An underlying premise of this book is that Hong Kong martial arts cinema from the mid-1960s through the end of the 1970s, marked by new aesthetic and thematic directions as well as by new practices of transnationality, is best conceptualized as a cultural counterpart and response to processes of modernization and modernity that were shaping the former British colony. But despite its specific time focus, the issues explored in the book have broader significance and are useful for understanding martial arts films of more recent times. Without doubt, Hong Kong continued and intensified its march towards urban-capitalist modernization throughout the 1980s, the 1990s, and beyond. The pace of growth—economically, socially, and demographically—showed no signs of slowing during the period. On the one hand, the population expanded from 4 million in 1970 to 6.7 million in 2000. On the other hand, although the economy underwent a process of restructuring in the 1980s when the “Open Door” policy of post–Cultural Revolution China and other factors resulted in the relocation of Hong Kong’s industrial sector to the mainland and triggered its transition from labor-intensive manufacturing to finance- and service-oriented industries, the city continued to enjoy great prosperity and had by the mid-1990s established itself as one of the world’s foremost centers of international trade and finance. Rapid growth spawned more transportation, shops, infrastructure, entertainment, and commodities. As a result, the city became more congested, frantic, and noisy—in short, perceptually busier and more intense—than ever before. Meanwhile, gender relations and identities were also in constant reformulation as both men and women tried to negotiate the changing social, economic, and political contexts of Hong Kong....

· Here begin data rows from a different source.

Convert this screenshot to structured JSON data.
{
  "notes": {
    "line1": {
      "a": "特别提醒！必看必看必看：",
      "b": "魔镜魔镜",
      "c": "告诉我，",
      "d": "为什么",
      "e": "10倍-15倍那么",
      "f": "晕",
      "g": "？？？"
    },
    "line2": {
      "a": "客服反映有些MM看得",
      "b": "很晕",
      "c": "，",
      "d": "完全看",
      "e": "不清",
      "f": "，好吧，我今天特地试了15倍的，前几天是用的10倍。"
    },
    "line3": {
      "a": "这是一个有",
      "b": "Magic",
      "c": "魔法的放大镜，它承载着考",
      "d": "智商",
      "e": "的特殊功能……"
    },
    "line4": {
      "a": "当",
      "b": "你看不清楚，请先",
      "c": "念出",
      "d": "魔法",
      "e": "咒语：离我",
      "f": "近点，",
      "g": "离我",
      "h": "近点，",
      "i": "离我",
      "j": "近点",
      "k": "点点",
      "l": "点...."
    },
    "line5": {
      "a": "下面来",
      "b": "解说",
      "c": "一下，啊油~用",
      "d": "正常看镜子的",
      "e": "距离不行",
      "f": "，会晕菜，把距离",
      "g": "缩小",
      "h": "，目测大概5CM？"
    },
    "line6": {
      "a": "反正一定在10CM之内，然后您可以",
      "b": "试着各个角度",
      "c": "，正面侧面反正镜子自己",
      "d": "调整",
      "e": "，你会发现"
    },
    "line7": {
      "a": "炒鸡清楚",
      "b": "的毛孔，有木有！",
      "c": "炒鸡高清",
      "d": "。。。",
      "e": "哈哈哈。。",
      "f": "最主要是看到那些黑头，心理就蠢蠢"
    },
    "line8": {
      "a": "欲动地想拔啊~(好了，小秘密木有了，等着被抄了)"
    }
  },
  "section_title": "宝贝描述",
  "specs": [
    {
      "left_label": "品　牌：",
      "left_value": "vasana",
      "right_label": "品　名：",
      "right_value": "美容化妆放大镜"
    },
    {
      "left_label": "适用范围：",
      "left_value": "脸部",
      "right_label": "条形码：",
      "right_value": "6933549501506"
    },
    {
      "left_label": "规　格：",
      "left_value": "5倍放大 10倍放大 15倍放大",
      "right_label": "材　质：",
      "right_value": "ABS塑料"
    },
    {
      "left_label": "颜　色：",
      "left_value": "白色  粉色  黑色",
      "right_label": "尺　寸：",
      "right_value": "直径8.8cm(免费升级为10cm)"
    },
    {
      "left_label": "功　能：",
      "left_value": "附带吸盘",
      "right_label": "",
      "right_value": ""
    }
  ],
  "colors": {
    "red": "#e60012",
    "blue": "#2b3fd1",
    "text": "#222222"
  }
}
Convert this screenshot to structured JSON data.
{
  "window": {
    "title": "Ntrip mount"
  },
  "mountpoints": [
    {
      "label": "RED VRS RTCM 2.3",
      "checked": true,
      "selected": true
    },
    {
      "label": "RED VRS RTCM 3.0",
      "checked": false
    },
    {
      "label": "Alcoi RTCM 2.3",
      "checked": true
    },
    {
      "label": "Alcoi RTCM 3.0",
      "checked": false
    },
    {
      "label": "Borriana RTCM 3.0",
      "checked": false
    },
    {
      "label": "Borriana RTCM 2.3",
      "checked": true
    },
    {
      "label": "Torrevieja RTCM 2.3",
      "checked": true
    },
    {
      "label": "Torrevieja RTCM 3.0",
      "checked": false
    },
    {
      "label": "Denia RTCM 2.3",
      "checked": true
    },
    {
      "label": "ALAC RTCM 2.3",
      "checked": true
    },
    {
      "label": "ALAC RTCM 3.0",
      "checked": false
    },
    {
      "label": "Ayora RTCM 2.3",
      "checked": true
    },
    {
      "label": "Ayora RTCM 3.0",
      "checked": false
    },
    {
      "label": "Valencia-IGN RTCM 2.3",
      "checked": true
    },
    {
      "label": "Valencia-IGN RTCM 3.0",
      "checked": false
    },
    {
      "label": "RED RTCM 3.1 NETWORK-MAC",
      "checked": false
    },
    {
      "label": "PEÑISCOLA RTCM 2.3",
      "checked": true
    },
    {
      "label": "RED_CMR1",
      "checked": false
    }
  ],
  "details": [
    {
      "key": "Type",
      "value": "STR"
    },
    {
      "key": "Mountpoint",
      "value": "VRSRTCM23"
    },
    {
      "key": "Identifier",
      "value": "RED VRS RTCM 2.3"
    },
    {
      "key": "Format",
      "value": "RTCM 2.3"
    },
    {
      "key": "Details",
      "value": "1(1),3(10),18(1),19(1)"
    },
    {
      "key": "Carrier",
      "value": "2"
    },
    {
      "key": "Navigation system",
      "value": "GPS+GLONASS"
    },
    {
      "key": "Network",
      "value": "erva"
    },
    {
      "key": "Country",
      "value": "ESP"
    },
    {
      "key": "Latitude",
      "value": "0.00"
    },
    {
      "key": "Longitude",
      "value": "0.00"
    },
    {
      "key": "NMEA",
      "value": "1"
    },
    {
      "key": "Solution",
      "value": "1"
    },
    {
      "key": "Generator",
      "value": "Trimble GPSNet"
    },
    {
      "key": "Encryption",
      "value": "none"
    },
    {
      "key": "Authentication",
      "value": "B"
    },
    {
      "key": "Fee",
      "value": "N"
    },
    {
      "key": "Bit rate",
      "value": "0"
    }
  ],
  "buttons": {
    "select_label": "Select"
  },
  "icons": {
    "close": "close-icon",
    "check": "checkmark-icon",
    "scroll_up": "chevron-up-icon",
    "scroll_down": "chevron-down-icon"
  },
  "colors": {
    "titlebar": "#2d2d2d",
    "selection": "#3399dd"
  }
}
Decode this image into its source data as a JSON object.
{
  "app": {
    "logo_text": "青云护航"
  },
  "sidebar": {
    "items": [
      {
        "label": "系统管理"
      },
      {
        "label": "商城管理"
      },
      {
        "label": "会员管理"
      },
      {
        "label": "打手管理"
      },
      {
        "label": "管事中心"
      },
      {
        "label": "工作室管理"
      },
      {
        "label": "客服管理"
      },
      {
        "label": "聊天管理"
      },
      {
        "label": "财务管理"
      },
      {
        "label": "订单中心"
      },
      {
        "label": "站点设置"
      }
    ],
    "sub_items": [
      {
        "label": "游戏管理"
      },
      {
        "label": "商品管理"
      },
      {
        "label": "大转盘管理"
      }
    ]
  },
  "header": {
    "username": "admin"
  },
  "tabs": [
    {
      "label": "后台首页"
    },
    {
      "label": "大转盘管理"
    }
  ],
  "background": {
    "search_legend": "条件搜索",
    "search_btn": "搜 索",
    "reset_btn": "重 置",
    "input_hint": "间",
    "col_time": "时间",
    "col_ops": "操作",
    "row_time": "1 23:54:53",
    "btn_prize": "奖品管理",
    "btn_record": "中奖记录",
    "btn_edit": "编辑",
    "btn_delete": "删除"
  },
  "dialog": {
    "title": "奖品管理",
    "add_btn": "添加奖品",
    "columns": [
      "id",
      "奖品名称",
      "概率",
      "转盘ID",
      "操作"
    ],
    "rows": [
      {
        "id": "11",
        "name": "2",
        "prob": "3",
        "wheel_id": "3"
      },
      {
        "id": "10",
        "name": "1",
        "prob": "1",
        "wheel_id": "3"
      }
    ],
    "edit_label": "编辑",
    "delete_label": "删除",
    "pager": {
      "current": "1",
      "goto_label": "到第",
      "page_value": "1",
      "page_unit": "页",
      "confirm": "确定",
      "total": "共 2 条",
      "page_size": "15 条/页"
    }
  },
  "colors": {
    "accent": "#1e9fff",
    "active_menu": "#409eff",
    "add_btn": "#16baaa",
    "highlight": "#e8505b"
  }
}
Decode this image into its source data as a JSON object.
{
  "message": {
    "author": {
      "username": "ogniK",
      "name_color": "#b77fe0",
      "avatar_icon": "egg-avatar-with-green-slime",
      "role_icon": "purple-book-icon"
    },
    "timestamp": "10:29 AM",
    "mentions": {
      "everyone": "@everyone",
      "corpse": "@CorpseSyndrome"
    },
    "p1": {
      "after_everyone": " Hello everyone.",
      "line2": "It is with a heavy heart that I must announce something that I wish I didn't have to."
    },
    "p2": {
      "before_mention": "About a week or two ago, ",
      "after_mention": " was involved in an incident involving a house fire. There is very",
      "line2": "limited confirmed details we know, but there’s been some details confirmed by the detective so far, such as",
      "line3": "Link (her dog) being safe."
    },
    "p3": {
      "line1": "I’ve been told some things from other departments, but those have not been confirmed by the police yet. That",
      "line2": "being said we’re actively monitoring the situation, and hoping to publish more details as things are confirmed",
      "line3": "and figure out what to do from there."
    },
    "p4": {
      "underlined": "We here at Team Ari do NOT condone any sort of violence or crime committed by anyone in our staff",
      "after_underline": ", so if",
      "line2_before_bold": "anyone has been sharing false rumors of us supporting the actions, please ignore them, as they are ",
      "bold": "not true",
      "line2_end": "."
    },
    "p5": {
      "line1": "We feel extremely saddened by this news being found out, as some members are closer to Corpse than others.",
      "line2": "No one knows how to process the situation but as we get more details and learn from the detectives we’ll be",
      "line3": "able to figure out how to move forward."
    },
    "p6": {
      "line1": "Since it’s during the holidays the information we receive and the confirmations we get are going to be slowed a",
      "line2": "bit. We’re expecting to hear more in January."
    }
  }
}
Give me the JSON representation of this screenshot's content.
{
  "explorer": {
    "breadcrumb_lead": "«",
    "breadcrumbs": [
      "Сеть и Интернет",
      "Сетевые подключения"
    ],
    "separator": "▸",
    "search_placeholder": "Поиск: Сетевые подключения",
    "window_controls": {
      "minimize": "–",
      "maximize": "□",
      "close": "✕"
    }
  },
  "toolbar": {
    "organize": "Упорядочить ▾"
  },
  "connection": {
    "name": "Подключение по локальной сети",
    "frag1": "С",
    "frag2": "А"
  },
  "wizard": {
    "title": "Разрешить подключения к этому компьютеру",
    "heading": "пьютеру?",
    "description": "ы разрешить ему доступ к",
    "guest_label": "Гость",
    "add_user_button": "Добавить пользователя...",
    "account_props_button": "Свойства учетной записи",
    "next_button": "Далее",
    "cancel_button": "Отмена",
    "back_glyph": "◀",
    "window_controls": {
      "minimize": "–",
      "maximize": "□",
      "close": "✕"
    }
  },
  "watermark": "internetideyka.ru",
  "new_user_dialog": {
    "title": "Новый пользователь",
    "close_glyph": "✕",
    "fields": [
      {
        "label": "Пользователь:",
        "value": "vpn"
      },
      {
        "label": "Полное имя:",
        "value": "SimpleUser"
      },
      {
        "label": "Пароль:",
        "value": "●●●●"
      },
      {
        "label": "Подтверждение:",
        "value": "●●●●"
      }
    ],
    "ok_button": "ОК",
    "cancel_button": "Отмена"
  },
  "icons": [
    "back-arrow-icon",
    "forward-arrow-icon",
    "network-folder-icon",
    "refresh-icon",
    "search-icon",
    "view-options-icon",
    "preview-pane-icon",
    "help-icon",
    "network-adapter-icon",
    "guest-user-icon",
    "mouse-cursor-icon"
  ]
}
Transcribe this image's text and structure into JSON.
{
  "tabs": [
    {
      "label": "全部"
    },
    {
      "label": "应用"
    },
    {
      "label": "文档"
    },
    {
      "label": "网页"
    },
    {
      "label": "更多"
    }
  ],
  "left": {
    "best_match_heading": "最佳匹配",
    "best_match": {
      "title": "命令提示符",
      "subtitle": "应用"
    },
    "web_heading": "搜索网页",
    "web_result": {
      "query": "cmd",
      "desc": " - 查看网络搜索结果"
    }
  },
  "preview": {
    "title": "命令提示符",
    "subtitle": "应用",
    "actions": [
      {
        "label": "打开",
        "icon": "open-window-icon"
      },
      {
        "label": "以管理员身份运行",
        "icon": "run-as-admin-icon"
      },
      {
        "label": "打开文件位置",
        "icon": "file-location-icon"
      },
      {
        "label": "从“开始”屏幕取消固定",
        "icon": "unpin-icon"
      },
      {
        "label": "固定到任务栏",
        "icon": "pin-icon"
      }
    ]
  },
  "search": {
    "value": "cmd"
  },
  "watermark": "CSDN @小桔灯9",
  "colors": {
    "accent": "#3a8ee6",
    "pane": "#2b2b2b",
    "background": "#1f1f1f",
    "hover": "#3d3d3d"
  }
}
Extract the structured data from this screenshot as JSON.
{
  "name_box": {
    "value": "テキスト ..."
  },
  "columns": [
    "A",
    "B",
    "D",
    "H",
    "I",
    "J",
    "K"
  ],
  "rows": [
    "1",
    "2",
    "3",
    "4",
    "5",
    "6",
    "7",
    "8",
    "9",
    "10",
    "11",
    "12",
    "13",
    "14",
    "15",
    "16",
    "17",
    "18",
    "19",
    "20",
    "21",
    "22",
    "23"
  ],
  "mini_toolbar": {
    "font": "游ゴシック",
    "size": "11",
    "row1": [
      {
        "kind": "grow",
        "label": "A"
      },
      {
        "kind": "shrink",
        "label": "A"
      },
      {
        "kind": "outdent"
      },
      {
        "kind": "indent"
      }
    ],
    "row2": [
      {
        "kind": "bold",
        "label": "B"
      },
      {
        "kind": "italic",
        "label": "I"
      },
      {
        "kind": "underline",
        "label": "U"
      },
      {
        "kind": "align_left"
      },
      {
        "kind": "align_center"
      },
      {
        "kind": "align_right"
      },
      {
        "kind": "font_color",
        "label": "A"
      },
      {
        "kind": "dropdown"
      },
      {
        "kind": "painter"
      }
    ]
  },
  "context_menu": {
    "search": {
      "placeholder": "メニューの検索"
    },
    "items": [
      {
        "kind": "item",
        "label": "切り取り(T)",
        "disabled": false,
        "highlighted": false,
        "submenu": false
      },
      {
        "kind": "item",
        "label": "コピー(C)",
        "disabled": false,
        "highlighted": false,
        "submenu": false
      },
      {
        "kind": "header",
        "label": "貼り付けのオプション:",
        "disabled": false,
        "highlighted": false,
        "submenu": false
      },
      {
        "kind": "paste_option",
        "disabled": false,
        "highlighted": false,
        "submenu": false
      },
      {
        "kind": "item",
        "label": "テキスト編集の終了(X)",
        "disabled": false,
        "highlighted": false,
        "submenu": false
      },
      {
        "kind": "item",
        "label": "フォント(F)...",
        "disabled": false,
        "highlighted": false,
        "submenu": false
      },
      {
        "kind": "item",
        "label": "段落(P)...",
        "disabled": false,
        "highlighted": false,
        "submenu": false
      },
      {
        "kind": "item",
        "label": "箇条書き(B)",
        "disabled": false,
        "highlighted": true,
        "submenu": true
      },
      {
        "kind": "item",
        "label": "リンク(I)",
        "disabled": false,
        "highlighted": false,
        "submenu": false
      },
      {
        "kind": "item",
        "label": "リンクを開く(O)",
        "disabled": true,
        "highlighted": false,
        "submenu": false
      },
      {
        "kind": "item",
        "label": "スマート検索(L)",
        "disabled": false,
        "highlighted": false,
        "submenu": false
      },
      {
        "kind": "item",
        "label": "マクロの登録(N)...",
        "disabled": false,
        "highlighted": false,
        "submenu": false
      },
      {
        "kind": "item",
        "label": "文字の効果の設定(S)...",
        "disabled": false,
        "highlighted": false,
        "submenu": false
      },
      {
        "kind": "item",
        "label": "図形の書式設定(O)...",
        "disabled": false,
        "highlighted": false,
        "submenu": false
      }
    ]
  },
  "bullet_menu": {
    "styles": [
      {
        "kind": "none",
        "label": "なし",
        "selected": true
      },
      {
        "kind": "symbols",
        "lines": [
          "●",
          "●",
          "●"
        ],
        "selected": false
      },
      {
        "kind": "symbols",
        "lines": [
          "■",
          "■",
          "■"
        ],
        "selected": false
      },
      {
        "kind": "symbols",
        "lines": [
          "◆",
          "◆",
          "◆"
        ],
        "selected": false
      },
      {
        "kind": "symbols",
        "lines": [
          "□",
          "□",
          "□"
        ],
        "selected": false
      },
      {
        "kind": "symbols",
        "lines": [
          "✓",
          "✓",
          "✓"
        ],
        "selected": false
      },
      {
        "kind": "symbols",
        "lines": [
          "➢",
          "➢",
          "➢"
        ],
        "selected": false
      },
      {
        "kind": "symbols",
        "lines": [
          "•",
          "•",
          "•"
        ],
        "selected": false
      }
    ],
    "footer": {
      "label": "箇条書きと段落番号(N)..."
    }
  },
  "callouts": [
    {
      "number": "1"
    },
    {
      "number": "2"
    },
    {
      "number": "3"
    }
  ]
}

Hong Kong Scholarship Online requires a subscription or purchase to access the full text of books within the service. Public users can however freely search the site and view the abstracts and keywords for each book and chapter.
If you think you should have access to this title, please contact your librarian.